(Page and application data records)
++++++++
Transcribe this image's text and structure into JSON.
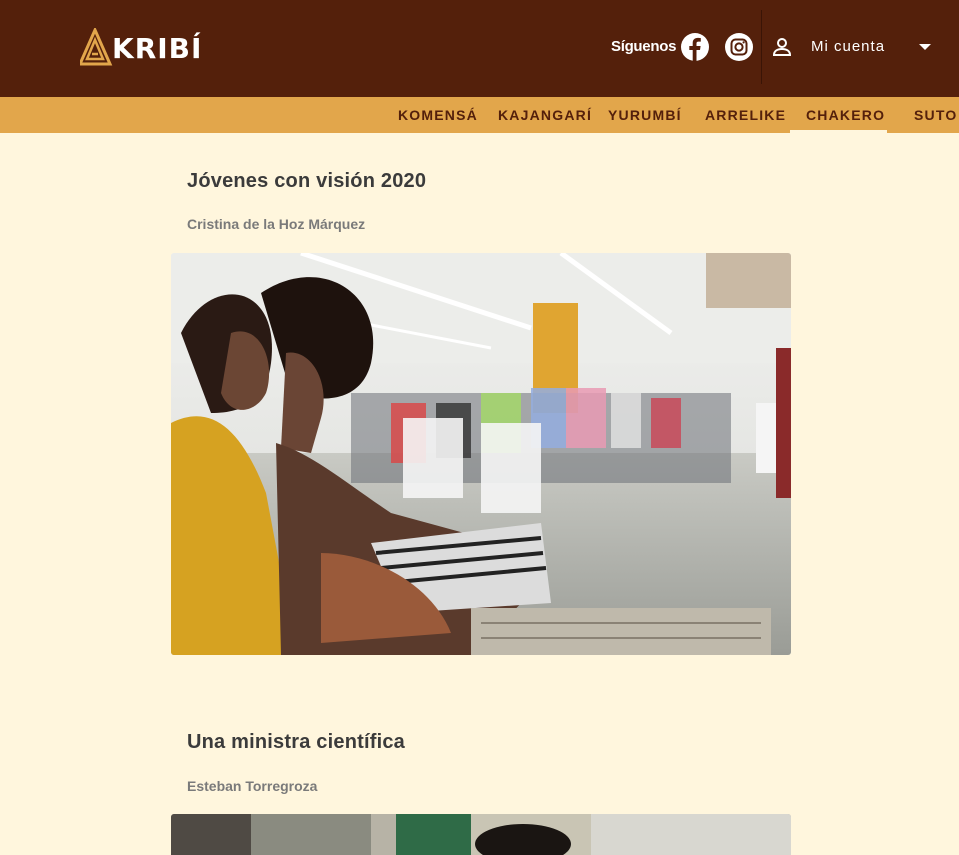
{
  "header": {
    "logo_text": "KRIBÍ",
    "follow_label": "Síguenos",
    "social": [
      {
        "name": "facebook",
        "icon": "facebook-icon"
      },
      {
        "name": "instagram",
        "icon": "instagram-icon"
      }
    ],
    "account": {
      "label": "Mi cuenta",
      "icon": "person-icon",
      "caret": "caret-down-icon"
    }
  },
  "nav": {
    "items": [
      {
        "label": "KOMENSÁ",
        "active": false
      },
      {
        "label": "KAJANGARÍ",
        "active": false
      },
      {
        "label": "YURUMBÍ",
        "active": false
      },
      {
        "label": "ARRELIKE",
        "active": false
      },
      {
        "label": "CHAKERO",
        "active": true
      },
      {
        "label": "SUTO",
        "active": false
      }
    ]
  },
  "articles": [
    {
      "title": "Jóvenes con visión 2020",
      "author": "Cristina de la Hoz Márquez"
    },
    {
      "title": "Una ministra científica",
      "author": "Esteban Torregroza"
    }
  ],
  "colors": {
    "header_bg": "#54200b",
    "nav_bg": "#e2a64b",
    "page_bg": "#fff6dd",
    "logo_accent": "#e2a64b"
  }
}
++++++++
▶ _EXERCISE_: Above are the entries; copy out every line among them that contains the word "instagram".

▶ _TASK SOLUTION_:
        "name": "instagram",
        "icon": "instagram-icon"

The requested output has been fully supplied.